**TASK INSTRUCTIONS**. An exact restatement of every record is required.

**AVAILABLE DATA**.
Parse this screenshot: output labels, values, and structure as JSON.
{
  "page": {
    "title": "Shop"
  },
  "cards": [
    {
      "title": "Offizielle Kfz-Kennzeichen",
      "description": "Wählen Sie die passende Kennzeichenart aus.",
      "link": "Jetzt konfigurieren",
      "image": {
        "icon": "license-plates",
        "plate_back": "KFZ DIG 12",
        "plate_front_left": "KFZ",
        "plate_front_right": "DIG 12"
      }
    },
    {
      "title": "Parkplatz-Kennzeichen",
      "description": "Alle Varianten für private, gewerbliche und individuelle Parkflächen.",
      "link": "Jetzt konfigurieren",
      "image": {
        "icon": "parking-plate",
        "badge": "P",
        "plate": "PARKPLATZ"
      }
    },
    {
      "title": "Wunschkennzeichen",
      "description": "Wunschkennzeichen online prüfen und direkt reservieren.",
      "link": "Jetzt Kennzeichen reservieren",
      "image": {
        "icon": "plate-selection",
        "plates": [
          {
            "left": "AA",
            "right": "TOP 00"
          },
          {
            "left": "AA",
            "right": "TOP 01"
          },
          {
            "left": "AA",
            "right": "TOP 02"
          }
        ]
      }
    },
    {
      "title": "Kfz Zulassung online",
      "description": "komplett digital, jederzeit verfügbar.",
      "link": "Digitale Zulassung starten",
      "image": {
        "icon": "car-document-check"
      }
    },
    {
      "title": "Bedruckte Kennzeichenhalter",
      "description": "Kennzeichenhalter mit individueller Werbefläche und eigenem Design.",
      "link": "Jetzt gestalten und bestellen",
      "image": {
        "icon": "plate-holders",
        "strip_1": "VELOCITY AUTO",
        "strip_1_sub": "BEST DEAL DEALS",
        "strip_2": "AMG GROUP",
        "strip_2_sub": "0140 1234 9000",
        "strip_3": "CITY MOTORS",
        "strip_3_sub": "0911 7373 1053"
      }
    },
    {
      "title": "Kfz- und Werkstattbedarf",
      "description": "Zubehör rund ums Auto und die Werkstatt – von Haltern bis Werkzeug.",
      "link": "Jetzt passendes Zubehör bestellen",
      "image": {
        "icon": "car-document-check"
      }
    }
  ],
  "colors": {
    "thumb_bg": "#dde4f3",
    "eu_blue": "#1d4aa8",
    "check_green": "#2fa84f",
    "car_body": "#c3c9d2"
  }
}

**TASK OUTPUT**.
Parse this screenshot: output labels, values, and structure as JSON.
{
  "page": {
    "title": "Shop"
  },
  "cards": [
    {
      "title": "Offizielle Kfz-Kennzeichen",
      "description": "Wählen Sie die passende Kennzeichenart aus.",
      "link": "Jetzt konfigurieren",
      "image": {
        "icon": "license-plates",
        "plate_back": "KFZ DIG 12",
        "plate_front_left": "KFZ",
        "plate_front_right": "DIG 12"
      }
    },
    {
      "title": "Parkplatz-Kennzeichen",
      "description": "Alle Varianten für private, gewerbliche und individuelle Parkflächen.",
      "link": "Jetzt konfigurieren",
      "image": {
        "icon": "parking-plate",
        "badge": "P",
        "plate": "PARKPLATZ"
      }
    },
    {
      "title": "Wunschkennzeichen",
      "description": "Wunschkennzeichen online prüfen und direkt reservieren.",
      "link": "Jetzt Kennzeichen reservieren",
      "image": {
        "icon": "plate-selection",
        "plates": [
          {
            "left": "AA",
            "right": "TOP 00"
          },
          {
            "left": "AA",
            "right": "TOP 01"
          },
          {
            "left": "AA",
            "right": "TOP 02"
          }
        ]
      }
    },
    {
      "title": "Kfz Zulassung online",
      "description": "komplett digital, jederzeit verfügbar.",
      "link": "Digitale Zulassung starten",
      "image": {
        "icon": "car-document-check"
      }
    },
    {
      "title": "Bedruckte Kennzeichenhalter",
      "description": "Kennzeichenhalter mit individueller Werbefläche und eigenem Design.",
      "link": "Jetzt gestalten und bestellen",
      "image": {
        "icon": "plate-holders",
        "strip_1": "VELOCITY AUTO",
        "strip_1_sub": "BEST DEAL DEALS",
        "strip_2": "AMG GROUP",
        "strip_2_sub": "0140 1234 9000",
        "strip_3": "CITY MOTORS",
        "strip_3_sub": "0911 7373 1053"
      }
    },
    {
      "title": "Kfz- und Werkstattbedarf",
      "description": "Zubehör rund ums Auto und die Werkstatt – von Haltern bis Werkzeug.",
      "link": "Jetzt passendes Zubehör bestellen",
      "image": {
        "icon": "car-document-check"
      }
    }
  ],
  "colors": {
    "thumb_bg": "#dde4f3",
    "eu_blue": "#1d4aa8",
    "check_green": "#2fa84f",
    "car_body": "#c3c9d2"
  }
}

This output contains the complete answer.